Representatives from fifteen professional syndicates met at the headquarters of the press syndicate in central Cairo on Tuesday to discuss ways to support the independence of the judiciary.
Following the meeting, the press syndicate released a statement reporting that the coalition of professional syndicates discussed “the serious situation caused by the attempt by the ruling power, the Muslim Brotherhood, to implement obscene and unprecedented aggression upon the judiciary”. The statement cited the judiciary law being discussed by the Shura Council and described it as “suspicious” and “prepared at night amidst a climate of terror and away from the stakeholders”. The coalition added: “Its application will lead to the massive and widespread massacre of thousands of honourable Egyptian judges.”
The coalition accused the Brotherhood of waging a war against state institutions, “starting with the media, through to the police and the judiciary, also including the destruction of the national army”.

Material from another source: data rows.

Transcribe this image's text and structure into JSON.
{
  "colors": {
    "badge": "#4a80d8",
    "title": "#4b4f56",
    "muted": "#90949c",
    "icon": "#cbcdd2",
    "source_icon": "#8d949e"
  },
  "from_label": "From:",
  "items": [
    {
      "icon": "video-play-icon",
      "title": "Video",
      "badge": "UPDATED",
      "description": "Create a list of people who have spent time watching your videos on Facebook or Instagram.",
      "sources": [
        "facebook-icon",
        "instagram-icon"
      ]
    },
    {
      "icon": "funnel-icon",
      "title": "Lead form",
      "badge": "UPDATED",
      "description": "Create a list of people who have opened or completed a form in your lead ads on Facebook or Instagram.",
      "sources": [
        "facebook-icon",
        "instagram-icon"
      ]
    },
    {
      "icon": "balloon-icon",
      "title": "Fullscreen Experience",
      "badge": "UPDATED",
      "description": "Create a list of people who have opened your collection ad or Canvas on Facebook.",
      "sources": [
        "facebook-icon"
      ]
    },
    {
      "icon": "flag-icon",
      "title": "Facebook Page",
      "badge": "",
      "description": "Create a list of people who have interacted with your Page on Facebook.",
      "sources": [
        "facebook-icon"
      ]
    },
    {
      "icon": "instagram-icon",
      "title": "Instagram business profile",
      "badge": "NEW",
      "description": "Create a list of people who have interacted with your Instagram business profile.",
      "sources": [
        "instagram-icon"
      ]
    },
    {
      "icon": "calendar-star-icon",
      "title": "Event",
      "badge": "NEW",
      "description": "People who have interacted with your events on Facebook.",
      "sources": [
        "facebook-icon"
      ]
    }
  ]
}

The coalition said that the judiciary law is “aimed at undermining the rule of law and depriving the Egyptian people of their inherent human right to real justice”. They added that this can only be achieved through an independent judiciary that is “immune to all forms of interference”.
The statement also included four decrees made by the coalition during their meeting. The first rejected the judiciary law and the second announced its “full support and solidarity for all actions and steps taken by Egypt’s judges to… resist this brutal aggression against the authority of justice”. The third decree announced a protest that will take place on Wednesday at 4 pm outside the press syndicate building and called for all members of professional syndicates to take part. The fourth decree said that the coalition will form a committee to continue monitoring the progress of the situation.
Egypt’s largest opposition bloc, the National Salvation Front (NSF), called for protests outside the Shura Council to oppose the judiciary law. Speaking on Monday, the NSF leaders also described the law as an “attack on the judiciary”.
The Judges Club criticised the Brotherhood and Morsi in a press conference on Monday following a meeting between the president and members of the club. Head of the Judges Club Ahmed Al-Zind criticised the judiciary law, pointing out that lowering the retirement age of judges to 60 would cause all but one of the existing judges in the Supreme Constitutional Court to retire. He also commented that demonstrations “insulting the judiciary” are nearly always planned by members of the Brotherhood.